Jabra SPORT Stereo Bluetooth HeadsetDesigned for hassle-free workouts, the $99.99 Jabra Sport lets you listen to stereo music and answer calls hands-free. It's also built to withstand exposure to rain, dust, and drops.

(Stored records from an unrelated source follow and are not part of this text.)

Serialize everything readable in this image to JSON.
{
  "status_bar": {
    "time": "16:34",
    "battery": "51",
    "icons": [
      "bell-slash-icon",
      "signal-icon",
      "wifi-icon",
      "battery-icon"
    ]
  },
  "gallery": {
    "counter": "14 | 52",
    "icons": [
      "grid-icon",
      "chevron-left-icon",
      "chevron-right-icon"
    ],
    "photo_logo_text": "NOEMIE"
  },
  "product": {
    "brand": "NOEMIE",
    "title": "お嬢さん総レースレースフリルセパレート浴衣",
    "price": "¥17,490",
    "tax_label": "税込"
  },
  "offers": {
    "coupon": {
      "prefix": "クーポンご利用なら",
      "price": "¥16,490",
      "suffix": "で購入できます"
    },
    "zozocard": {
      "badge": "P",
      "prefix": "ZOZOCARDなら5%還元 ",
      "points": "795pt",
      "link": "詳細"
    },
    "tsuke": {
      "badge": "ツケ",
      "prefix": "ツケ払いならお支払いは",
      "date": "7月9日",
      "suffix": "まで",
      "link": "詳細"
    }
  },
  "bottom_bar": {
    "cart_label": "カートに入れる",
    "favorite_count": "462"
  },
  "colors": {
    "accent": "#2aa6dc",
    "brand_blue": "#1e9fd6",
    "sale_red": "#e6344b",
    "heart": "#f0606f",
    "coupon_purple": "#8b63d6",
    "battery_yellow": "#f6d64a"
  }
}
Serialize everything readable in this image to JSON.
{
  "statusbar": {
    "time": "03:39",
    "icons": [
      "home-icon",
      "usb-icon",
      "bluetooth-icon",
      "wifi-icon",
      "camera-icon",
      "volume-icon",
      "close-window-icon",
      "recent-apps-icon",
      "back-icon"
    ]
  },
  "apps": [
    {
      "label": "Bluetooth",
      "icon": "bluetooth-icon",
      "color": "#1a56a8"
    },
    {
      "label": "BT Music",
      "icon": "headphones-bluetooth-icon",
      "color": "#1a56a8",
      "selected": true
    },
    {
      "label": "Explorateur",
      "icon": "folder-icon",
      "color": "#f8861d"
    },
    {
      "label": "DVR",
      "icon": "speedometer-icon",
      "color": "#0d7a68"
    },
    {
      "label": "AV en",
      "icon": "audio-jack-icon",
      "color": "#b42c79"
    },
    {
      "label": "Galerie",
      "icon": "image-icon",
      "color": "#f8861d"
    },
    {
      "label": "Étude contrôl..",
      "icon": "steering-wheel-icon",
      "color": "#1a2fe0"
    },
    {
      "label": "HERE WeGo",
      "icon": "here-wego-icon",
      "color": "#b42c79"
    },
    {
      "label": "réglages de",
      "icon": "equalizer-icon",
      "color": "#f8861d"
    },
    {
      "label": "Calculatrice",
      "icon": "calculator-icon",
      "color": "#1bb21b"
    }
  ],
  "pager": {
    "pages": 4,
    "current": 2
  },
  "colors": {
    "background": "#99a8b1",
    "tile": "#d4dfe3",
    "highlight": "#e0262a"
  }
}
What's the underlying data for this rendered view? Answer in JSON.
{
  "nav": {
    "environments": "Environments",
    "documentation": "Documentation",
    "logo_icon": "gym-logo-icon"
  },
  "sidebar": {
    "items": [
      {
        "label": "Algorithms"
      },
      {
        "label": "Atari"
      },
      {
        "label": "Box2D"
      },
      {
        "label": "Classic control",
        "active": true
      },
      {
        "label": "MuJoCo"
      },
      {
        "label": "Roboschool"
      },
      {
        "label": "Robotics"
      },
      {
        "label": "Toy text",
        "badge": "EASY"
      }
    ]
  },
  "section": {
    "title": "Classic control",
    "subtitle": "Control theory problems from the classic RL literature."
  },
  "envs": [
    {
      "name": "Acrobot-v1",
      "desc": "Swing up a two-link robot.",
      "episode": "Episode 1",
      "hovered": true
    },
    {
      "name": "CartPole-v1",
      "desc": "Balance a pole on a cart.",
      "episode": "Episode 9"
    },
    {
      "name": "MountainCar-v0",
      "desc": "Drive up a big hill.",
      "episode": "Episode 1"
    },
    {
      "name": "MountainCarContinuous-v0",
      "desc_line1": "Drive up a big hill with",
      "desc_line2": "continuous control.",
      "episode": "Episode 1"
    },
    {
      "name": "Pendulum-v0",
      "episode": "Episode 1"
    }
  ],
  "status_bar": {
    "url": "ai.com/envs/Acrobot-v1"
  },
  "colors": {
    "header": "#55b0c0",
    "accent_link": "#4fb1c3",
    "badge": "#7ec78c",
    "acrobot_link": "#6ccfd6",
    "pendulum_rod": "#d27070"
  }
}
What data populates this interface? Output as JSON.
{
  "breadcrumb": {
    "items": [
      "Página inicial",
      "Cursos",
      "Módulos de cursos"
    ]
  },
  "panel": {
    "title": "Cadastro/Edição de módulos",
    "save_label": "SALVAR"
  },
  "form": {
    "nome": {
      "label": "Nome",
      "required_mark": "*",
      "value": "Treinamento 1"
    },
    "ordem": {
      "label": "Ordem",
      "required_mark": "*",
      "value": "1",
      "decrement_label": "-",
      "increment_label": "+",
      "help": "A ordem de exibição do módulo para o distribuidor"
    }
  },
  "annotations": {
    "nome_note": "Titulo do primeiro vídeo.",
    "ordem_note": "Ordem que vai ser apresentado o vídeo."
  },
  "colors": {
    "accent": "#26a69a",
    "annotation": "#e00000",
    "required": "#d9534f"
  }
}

Hi. I'm Brian Bennett at cnet.com and today we're taking a first look at the Java Sport. Perhaps no other type of mobile accessory highlights just how much more phones had become part of daily life. Why it's like Experia Bluetooth headsets. The Java Sport is a perfect example. We carry our phones everywhere to work in the car sometime to suite and definitely during work out. The Java Sport is designed to make using your phone during exercise sessions easy. With a $100 sticker price, the gadget also promises plenty of features. There's a play, pause button for powering up and turning off the device. It also access a call answering button. There's a volume bar too and the headset meets the IP54 international rugged i-standard to buy green, dust and shocks. There's even an FM radio that works when not connected to the phone. While the Java Sport is wireless, it does have a core that connects to the device and make sure it doesn't fall off during the workout. Thankfully it has a flat ribbon style design that resist tangles. I didn't like two things about the device. First, the fit is not secure at least for my small years. Call quality is decent but not stellar either. Volume could also be louder. So when other one of the features that the Java Sport has is it connects to the end of (??) fitness app so that you can tract your workout and also control music through the headset and also get a brief description of your workout condition. I'm Brian Bennett for cnet.com and you just taken a first look at the Java support wireless Bluetooth headset. Be sure to check out our full review